One way firms protect themselves from supply shortages is by maintaining sizeable inventories of parts. However, maintaining inventory costs money. Firms that exchange goods in a value chain can reduce the need for large inventories with coordinated schedules like just-in-time systems.The best-selling book by Womack, Jones, and Roos (1990) describes the just-in-time philosophy. In situations where quality of the good is of key concern, and not just the price, the downstream firm can require documentation of quality control processes in the upstream firm.

When upstream firms are concerned that they may not realize a sufficient volume of exchanges over time to justify the investment in fixed assets, the upstream firm can demand a take-or-pay contract that obligates the buyer to either fulfill its intended purchases or compensate the supplier to offset losses that will occur. This type of agreement is particularly important in the case of “specific assets” in economics, where the supplier would have no viable alternative for redeploying the fixed assets to another use.
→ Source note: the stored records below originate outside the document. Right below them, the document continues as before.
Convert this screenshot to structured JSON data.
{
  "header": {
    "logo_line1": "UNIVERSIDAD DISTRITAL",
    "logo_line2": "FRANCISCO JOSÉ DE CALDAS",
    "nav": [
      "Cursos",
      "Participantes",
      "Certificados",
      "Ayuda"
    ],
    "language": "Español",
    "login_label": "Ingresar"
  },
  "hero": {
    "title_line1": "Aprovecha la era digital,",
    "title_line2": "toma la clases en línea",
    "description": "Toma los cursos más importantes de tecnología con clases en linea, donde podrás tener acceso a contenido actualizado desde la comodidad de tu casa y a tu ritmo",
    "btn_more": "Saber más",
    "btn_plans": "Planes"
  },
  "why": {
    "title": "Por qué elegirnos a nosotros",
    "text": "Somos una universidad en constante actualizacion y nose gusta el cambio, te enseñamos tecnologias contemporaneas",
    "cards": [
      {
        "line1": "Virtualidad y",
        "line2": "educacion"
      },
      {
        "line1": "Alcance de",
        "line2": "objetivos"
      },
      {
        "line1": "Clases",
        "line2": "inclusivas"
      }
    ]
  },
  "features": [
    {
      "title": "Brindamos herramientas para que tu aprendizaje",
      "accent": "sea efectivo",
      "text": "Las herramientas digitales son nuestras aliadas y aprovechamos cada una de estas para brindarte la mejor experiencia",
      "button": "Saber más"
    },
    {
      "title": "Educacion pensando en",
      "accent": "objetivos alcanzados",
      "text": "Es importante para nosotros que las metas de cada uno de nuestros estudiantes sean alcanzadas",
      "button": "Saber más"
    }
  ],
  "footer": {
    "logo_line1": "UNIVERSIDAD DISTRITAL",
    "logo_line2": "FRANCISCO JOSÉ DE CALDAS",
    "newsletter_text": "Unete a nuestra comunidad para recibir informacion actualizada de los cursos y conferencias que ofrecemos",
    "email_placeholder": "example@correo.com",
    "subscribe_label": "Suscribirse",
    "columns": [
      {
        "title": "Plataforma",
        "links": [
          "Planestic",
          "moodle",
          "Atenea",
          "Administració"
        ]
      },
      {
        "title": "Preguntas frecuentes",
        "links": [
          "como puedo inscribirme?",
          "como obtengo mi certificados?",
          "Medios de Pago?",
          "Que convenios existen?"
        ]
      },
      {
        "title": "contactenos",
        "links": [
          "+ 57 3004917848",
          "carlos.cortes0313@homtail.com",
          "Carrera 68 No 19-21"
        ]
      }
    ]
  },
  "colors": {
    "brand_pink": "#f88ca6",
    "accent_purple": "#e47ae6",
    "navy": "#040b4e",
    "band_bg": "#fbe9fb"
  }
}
Although some of these measures may obviate the need for a firm to expand vertically in a value chain, in some circumstances forming the necessary agreements is difficult to accomplish. This is especially the case when one party in a vertical arrangement maintains private information that can be used to its advantage to create a better deal for itself but potentially will be a bad arrangement for the party that does not have that information in advance. As a result, parties that are aware of their limited information about the other party will tend to be more conservative in their agreement terms by assuming pessimistic circumstances and will not be able to reach an agreement. This reaction is called adverse selectionThe tendency of one party to a potential agreement to assume pessimistic circumstances and hold to conservative agreement terms when it is aware that it has limited information about the other party. in economic literature.Nobel laureate George Akerlof (1970) wrote a seminal paper examining adverse selection in the context of used cars.

In some cases, one party in a vertical arrangement may have production or planning secrets that do not affect the agreement per se but risk being discovered by the other party as the result of any exchange transactions. These secrets may be the result of costly research and development but may pass to the other party at essentially no cost, and the other party may take advantage of that easily obtained information. This is a version of what economists call the free rider problem.See the text by Brickley, Smith, and Zimmerman (2001) for more about the free rider problem in economics of organizations. Due to the difficulty of protecting against problems of adverse selection and free riders, firms may conclude that vertical integration is the better option.